The following represents the “official” response of the AAN Admissions Committee to Steve Moss’ June 23rd letter to the committee re. the recent unanimous recommendation by the Admissions Committee that Moss’ paper, The Santa Maria Sun, not be admitted to AAN. That recommendation was later acted upon by the full membership at the AAN Annual General Meeting on June 7, 2003.
Thanks for expressing your obviously strongly-held views on the issue of whether or not the Santa Maria Sun should be admitted to AAN.
I don’t think a line-by-line response to your lengthy, profanity-riddled argument in defense of the “alternativeness” of the SMS is appropriate, Steve. Nor do I intend to respond to your assertion that our “official” Admissions Committee commentary about the SMS consisted of “embarrassing, unprofessional, adolescent rudeness.” Rather, I’d like to let readers of that commentary, your letter, and this one determine what’s what, as regards the Sun’s application for AAN membership. It’s a free country.
I would ask you and anyone else concerned with this issue to re-read the following section of the AAN By-Laws, as relates to admissions:
The following principles shall guide the Admissions Committee and Regular membership in their consideration of new member applications:
1. An applicant newspaper shall exhibit sufficient public service through journalism and editorial distinction and excellence to merit designation as a positive editorial alternative to mainstream journalism.
For as many years as I have been on the AAN Admissions Committee, this statement has pretty much been our guidepost as far as which applicant papers get recommended and which don’t. All eleven members of that committee read the three issues of the papers submitted very closely, in the weeks before our pre-convention meeting; we all arrive at our initial opinions of the merits and defects of the papers we read “on our own,” so to speak.
We form those opinions on the basis of the By-Laws criteria quoted above: does the applicant paper display “editorial distinction and excellence,” and does it provide in its market a bonafide “editorial alternative to mainstream journalism”? These two criteria are always at the heart of what we do. And you need to do both in order to merit our recommendation.
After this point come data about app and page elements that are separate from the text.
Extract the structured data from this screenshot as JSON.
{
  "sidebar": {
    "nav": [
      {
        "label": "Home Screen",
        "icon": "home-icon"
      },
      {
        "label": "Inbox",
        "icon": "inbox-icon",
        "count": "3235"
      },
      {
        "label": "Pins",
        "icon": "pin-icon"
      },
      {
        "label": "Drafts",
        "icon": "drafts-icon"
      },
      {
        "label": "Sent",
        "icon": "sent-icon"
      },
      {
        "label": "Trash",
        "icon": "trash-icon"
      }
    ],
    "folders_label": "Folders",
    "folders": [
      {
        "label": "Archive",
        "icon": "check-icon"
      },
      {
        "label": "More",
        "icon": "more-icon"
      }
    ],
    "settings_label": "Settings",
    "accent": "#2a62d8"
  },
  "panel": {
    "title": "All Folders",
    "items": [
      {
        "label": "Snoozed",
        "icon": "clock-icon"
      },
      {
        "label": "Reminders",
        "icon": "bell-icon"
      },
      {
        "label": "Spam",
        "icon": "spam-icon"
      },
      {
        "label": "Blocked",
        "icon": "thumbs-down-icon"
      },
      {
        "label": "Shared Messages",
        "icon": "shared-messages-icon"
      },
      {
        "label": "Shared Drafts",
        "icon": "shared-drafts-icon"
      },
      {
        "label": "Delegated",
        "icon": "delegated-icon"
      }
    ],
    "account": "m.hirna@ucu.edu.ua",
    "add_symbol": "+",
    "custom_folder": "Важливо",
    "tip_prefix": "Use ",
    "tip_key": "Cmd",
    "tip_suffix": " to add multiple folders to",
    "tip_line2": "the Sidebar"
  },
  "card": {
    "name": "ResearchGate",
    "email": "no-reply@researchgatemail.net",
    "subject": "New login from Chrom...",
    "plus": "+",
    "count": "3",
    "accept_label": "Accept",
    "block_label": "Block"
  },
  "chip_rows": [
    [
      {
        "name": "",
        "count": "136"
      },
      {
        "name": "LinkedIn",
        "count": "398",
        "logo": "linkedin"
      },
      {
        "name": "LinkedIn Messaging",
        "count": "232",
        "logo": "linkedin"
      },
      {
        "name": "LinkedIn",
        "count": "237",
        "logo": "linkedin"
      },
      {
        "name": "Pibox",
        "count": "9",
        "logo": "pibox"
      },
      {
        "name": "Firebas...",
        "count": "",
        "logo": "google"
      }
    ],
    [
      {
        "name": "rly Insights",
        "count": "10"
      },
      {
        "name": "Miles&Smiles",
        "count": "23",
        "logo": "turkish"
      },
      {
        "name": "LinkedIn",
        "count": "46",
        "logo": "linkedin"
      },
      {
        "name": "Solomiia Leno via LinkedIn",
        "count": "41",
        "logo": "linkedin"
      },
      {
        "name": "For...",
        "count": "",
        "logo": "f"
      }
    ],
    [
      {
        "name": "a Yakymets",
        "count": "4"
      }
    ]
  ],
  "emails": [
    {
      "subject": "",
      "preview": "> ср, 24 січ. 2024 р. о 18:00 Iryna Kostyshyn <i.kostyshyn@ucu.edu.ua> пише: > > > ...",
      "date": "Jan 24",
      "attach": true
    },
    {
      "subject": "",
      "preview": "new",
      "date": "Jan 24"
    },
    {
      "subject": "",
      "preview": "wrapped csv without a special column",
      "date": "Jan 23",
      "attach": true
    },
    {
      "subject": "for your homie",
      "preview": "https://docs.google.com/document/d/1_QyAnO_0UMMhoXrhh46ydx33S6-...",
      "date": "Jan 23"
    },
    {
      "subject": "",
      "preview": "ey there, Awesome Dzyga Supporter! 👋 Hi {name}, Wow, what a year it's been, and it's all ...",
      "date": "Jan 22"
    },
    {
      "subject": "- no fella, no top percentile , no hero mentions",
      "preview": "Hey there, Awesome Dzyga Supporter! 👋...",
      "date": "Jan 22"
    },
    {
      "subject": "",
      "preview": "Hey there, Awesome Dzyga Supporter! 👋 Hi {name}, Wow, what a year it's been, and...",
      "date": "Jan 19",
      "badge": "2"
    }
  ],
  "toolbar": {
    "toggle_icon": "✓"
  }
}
While the commentary speaks for itself, let me reiterate what the Admissions Committee unanimously said about the Santa Maria Sun. Your newspaper, Steve, passed muster on the editorial distinction and excellence criterion; no one seriously questioned the paper’s level of professionalism. What we all determined, independently, was that the paper was not a genuine editorial alternative to mainstream journalism. As the committee members repeated over and over again, nearly all of us found the SMS an excellent community newspaper, but as best we could tell one which didn’t have an “edgy” bone in its journalistic body.
Perhaps that was a function of the three particular issues we reviewed. Perhaps it was all a matter of bad timing, and the SMS does, on other occasions, do cutting-edge journalism. If that’s the case, we welcome the Santa Maria Sun’s re-application next year.
But as far as this year is concerned, the recommendation against admission for the SMS was, frankly, a no-brainer. Eleven different AAN publishers and editors, working entirely independent of each other, reviewed three issues of the Santa Maria Sun. All eleven determined that your newspaper failed to meet the By-Laws criteria of providing a “genuine editorial alternative” to mainstream journalism.
Perhaps you take issue with that being a membership criteria. Should you wish to petition the Board for a by-laws change, feel free to do so. But that’s an issue for the AAN Board, not the Admissions Committee. As long as the association’s By-Laws say what they say, we will continue to do our best in terms of those guidelines in recommending newspapers for admission.
Again, please apply again next year, if you feel the Committee has erred.
Publisher/The Memphis Flyer
AAN Admissions Committee Chair